▶ Activity
Output all of the records again, exactly as written.
*** Opening Data supplied ***
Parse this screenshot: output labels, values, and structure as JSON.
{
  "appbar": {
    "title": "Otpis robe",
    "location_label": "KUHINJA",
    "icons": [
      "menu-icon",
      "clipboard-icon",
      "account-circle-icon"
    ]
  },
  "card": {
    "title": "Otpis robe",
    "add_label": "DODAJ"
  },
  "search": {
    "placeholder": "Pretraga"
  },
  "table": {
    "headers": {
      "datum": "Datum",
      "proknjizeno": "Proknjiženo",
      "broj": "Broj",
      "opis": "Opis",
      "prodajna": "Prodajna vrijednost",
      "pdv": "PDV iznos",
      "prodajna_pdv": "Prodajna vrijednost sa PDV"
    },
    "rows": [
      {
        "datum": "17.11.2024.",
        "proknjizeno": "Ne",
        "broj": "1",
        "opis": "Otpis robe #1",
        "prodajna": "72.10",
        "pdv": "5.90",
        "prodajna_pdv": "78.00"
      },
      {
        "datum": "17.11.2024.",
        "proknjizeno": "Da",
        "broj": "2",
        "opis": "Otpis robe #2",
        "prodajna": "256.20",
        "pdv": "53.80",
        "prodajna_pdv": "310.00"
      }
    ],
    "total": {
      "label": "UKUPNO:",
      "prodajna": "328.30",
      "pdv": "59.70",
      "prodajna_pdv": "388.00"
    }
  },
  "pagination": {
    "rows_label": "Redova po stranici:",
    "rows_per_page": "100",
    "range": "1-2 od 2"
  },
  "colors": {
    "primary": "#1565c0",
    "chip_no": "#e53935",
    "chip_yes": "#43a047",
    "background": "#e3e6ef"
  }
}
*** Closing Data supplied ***
▶ Solution
Parse this screenshot: output labels, values, and structure as JSON.
{
  "appbar": {
    "title": "Otpis robe",
    "location_label": "KUHINJA",
    "icons": [
      "menu-icon",
      "clipboard-icon",
      "account-circle-icon"
    ]
  },
  "card": {
    "title": "Otpis robe",
    "add_label": "DODAJ"
  },
  "search": {
    "placeholder": "Pretraga"
  },
  "table": {
    "headers": {
      "datum": "Datum",
      "proknjizeno": "Proknjiženo",
      "broj": "Broj",
      "opis": "Opis",
      "prodajna": "Prodajna vrijednost",
      "pdv": "PDV iznos",
      "prodajna_pdv": "Prodajna vrijednost sa PDV"
    },
    "rows": [
      {
        "datum": "17.11.2024.",
        "proknjizeno": "Ne",
        "broj": "1",
        "opis": "Otpis robe #1",
        "prodajna": "72.10",
        "pdv": "5.90",
        "prodajna_pdv": "78.00"
      },
      {
        "datum": "17.11.2024.",
        "proknjizeno": "Da",
        "broj": "2",
        "opis": "Otpis robe #2",
        "prodajna": "256.20",
        "pdv": "53.80",
        "prodajna_pdv": "310.00"
      }
    ],
    "total": {
      "label": "UKUPNO:",
      "prodajna": "328.30",
      "pdv": "59.70",
      "prodajna_pdv": "388.00"
    }
  },
  "pagination": {
    "rows_label": "Redova po stranici:",
    "rows_per_page": "100",
    "range": "1-2 od 2"
  },
  "colors": {
    "primary": "#1565c0",
    "chip_no": "#e53935",
    "chip_yes": "#43a047",
    "background": "#e3e6ef"
  }
}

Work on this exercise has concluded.